Research output: Contribution to journalJournal article


<mark>Journal publication date</mark>11/2012
<mark>Journal</mark>First Language
Issue number4
Number of pages20
Pages (from-to)459-478
Early online date20/10/11
<mark>Original language</mark>English


The passive construction is acquired relatively late by children learning to speak many languages, with verbal passives not fully acquired till age 6 in English. In other languages it appears earlier, around age 3 or before. Use of passive construction in young children was examined in two Eastern Bantu languages spoken in Kenya (Kiswahili and Kigiriama), both with frequent use of passive. The passive was used productively very early (2;1) in these languages, regardless of the method used to measure productivity. In addition non-actional passives, particularly rare in English and some other European languages, were seen at these early ages. The proportion of verbs that were passive varied between individuals, both in children's speech and in the input to children. Pragmatic and grammatical features of the passive in some languages have previously been suggested to drive early passive acquisition, but these features are not found consistently in the two languages studied here. Findings suggest that the relatively high frequency of input found in these languages is the most plausible reason for early productive use of the passive.
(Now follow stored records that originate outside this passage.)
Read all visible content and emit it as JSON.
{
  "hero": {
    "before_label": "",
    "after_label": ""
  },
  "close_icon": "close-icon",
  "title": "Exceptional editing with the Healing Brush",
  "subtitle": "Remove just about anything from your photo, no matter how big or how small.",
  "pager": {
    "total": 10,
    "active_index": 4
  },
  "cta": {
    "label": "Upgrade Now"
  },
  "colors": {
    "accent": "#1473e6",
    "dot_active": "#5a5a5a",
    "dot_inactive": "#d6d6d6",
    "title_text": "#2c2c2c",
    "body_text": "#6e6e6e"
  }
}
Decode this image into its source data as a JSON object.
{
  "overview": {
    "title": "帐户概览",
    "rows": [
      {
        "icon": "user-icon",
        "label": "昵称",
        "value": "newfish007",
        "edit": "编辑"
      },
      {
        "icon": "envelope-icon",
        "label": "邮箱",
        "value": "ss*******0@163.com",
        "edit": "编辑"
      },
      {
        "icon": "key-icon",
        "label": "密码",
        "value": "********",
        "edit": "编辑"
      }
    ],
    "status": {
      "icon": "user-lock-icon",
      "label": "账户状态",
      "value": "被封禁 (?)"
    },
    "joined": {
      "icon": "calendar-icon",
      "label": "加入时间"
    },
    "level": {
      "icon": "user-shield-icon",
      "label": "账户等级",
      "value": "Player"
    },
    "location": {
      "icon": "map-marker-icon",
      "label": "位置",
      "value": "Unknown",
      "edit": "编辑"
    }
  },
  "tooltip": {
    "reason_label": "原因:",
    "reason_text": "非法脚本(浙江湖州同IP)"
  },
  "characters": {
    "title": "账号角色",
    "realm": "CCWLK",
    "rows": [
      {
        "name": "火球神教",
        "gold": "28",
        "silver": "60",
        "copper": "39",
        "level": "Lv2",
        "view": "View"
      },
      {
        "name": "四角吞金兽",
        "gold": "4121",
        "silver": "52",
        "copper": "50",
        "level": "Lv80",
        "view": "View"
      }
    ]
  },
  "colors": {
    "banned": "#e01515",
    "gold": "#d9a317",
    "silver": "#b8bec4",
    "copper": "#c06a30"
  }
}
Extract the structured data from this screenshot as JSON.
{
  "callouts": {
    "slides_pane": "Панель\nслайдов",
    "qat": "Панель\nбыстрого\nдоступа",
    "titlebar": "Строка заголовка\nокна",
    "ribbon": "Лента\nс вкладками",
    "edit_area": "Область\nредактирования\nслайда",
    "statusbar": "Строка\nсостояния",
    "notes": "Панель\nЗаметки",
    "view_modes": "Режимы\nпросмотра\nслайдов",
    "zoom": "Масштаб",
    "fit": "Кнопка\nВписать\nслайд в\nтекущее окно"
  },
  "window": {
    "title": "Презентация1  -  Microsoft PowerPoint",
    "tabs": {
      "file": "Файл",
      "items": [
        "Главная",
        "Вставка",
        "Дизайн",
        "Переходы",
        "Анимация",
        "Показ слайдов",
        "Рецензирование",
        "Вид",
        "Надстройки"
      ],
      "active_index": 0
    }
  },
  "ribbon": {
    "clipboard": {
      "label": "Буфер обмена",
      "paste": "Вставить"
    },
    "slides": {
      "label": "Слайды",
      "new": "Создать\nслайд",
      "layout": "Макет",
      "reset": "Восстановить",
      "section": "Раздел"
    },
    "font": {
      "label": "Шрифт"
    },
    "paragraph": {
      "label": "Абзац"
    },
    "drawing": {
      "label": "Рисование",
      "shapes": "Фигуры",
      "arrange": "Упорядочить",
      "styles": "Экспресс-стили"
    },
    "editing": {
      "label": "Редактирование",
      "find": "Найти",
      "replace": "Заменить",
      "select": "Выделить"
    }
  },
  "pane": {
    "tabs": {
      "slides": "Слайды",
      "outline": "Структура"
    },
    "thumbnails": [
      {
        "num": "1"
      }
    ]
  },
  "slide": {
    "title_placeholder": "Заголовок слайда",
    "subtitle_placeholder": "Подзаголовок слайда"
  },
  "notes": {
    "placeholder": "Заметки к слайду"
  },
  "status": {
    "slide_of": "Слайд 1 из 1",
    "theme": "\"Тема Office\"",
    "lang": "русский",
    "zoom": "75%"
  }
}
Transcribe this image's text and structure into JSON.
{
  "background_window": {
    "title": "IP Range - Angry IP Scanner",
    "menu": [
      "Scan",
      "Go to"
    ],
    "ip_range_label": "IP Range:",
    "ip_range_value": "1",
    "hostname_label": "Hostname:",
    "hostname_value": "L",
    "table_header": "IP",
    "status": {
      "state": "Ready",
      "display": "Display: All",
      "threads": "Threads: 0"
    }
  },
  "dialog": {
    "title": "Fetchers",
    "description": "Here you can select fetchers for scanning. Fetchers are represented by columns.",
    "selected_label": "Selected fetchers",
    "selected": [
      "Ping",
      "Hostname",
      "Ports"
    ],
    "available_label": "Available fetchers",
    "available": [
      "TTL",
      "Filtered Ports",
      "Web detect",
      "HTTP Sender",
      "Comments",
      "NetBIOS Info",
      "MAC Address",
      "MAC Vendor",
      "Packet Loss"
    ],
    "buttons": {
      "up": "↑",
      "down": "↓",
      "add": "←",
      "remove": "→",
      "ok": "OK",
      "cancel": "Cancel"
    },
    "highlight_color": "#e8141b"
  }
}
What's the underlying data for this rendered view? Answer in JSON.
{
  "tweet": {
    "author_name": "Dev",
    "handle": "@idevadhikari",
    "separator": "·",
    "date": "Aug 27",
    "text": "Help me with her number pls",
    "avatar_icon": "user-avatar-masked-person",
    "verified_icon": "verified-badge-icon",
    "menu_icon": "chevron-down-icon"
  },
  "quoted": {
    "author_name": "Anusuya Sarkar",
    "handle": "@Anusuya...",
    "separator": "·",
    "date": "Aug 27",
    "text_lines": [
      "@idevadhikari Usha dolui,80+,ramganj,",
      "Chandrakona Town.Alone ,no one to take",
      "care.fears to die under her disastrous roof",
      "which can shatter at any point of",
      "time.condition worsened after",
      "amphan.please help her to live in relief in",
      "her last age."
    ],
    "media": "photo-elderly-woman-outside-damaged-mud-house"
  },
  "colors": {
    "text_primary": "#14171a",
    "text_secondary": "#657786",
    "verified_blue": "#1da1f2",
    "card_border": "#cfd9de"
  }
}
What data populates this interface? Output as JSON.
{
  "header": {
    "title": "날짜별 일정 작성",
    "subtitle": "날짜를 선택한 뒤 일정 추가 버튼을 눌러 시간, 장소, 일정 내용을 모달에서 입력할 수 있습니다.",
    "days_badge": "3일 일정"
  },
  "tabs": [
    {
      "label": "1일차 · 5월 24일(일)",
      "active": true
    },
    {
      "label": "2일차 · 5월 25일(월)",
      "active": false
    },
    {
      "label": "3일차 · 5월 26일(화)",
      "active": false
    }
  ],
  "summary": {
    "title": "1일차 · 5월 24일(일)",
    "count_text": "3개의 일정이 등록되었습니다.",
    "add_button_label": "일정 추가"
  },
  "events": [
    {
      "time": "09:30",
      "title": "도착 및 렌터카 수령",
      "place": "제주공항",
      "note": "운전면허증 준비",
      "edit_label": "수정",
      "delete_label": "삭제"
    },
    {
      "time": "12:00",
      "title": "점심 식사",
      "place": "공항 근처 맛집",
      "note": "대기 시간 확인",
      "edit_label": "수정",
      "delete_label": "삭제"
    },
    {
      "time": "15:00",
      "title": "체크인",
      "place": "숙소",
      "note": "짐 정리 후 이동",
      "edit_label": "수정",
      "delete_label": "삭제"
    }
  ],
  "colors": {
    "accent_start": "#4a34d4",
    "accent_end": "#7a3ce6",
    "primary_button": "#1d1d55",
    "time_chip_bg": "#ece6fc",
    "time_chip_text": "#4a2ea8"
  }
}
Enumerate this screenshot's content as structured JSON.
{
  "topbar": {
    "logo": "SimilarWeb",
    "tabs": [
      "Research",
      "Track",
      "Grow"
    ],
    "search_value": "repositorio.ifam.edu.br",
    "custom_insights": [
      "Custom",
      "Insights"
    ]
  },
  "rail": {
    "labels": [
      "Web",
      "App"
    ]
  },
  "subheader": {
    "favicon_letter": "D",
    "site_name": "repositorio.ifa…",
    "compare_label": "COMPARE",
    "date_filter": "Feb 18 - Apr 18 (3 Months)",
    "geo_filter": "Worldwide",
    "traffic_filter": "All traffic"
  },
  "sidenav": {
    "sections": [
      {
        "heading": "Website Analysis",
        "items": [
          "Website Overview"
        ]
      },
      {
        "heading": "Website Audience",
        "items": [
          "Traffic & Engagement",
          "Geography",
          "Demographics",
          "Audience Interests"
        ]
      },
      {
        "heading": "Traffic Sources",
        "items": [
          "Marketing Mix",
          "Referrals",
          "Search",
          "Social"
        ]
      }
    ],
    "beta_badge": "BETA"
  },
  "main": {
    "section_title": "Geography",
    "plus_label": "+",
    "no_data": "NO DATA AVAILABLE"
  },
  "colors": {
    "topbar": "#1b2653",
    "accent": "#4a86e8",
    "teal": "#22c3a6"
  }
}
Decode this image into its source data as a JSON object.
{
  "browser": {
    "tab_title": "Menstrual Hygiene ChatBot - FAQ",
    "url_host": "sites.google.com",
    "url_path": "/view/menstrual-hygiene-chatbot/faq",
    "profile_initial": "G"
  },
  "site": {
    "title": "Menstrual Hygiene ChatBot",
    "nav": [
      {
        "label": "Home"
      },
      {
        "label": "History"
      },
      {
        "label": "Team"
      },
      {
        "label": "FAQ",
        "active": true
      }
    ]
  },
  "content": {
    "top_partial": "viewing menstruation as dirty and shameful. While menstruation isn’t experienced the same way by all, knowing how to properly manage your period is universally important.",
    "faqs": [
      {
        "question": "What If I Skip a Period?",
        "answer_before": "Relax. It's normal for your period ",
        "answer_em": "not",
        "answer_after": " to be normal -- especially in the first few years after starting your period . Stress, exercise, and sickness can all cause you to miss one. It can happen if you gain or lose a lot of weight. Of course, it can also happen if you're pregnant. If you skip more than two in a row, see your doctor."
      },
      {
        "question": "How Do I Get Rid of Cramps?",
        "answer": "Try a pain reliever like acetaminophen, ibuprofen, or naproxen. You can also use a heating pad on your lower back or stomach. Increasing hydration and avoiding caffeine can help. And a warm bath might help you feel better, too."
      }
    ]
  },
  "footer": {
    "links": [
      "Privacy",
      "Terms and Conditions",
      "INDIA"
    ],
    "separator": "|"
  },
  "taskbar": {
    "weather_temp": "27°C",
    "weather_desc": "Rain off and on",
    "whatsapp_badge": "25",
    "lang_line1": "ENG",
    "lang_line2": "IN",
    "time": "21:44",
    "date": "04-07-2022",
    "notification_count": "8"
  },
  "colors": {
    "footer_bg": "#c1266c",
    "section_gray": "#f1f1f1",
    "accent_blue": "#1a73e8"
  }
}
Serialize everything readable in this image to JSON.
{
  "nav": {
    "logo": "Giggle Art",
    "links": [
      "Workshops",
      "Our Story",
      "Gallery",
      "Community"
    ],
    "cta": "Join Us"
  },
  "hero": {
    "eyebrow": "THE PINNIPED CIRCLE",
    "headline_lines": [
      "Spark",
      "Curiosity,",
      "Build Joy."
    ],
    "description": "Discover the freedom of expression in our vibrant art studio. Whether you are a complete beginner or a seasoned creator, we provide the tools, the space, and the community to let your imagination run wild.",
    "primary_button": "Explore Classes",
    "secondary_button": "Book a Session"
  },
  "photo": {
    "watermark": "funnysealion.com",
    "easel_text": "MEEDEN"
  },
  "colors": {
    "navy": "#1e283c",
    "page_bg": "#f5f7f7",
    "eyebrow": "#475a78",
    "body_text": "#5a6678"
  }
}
Bibliographic note

“The final, definitive version of this article has been published in the Journal, First Language, 32 (4), 2012, © SAGE Publications Ltd, 2012 by SAGE Publications Ltd at the First Language page: http://fla.sagepub.com/ on SAGE Journals Online: http://online.sagepub.com/